Mentally preparing for Kenya was hard. I have left for “adventures” a few times in my life: going to Stanford for the summer in 2001, leaving for Berkeley ~3000 miles from home, traveling/working throughout EurAsia after I graduated; but each time, my excitement with the path ahead always dwarfed any feelings of longing and loss associated with where I was leaving. This time, however, it was the exact opposite. I was going for a whole year, while my life had previously operated on a four month time horizon. The plethora of horror stories that my close friends and family members felt necessary to share (with the best intentions) depicted a “totally different world” which I had great difficulty imagining. The best description of my new job I could give when asked was “poverty stuff.” For the weeks leading up to my departure, I began to feel like my life after Feb. 18 was a black hole; as much as I tried, I couldn’t seem to shed any light on what it would be like. All the while, I was living in a great city, negotiating a great job offer, and deeply in love with a great girl. This time, leaving was defined by longing and loss.

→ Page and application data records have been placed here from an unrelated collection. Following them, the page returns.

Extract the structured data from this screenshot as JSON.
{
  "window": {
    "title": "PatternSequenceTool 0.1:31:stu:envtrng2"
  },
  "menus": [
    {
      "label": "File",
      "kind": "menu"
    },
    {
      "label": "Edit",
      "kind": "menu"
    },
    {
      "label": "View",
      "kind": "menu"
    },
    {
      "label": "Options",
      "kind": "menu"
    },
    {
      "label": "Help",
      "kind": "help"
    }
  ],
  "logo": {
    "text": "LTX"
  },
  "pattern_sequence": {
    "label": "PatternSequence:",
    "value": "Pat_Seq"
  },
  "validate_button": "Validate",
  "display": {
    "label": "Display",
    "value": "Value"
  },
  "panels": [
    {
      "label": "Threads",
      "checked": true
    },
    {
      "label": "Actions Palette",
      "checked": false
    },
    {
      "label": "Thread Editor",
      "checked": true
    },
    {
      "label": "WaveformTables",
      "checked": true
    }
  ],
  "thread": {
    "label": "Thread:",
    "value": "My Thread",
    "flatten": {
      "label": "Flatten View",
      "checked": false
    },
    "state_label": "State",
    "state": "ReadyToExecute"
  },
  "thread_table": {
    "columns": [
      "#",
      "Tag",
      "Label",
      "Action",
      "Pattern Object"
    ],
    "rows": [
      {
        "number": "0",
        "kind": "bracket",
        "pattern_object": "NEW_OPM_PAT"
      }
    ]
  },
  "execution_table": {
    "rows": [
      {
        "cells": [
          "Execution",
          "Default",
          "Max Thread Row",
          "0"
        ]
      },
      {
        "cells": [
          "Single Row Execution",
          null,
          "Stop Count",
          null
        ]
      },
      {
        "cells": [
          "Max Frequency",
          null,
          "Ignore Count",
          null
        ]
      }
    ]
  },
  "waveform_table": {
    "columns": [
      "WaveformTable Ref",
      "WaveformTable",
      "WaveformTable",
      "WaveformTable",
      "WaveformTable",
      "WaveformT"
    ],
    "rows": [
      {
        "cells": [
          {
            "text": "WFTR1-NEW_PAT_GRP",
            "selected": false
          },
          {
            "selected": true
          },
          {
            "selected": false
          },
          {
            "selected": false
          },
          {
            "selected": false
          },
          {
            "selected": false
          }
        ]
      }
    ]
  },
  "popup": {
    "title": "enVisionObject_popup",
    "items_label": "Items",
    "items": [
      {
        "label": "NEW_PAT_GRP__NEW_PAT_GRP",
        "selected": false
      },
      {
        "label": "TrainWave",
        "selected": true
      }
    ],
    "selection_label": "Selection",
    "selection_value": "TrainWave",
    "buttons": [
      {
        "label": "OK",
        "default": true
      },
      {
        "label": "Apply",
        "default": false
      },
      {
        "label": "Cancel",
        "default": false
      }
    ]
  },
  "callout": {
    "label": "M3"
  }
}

My hostel ( was only 20 minutes from the airport. Famished from the previous 22 hours of transit, I dropped my bags in my room and immediately ordered some vegetable stew over rice for an expensive 150 Kenyan Shillings (~$2) just minutes before the kitchen closed at 22:30. As I waited for my food, two American girls busily typed away loudly at their laptops, listening to their iPods. Howie Day’s Collide played on the radio in the background. A Canadian scrolled through pictures on his PowerBook. The warm summer breeze meandered in through the wide open windows and out through the front door. There was surely only one place in the world like this: Santa Barbara.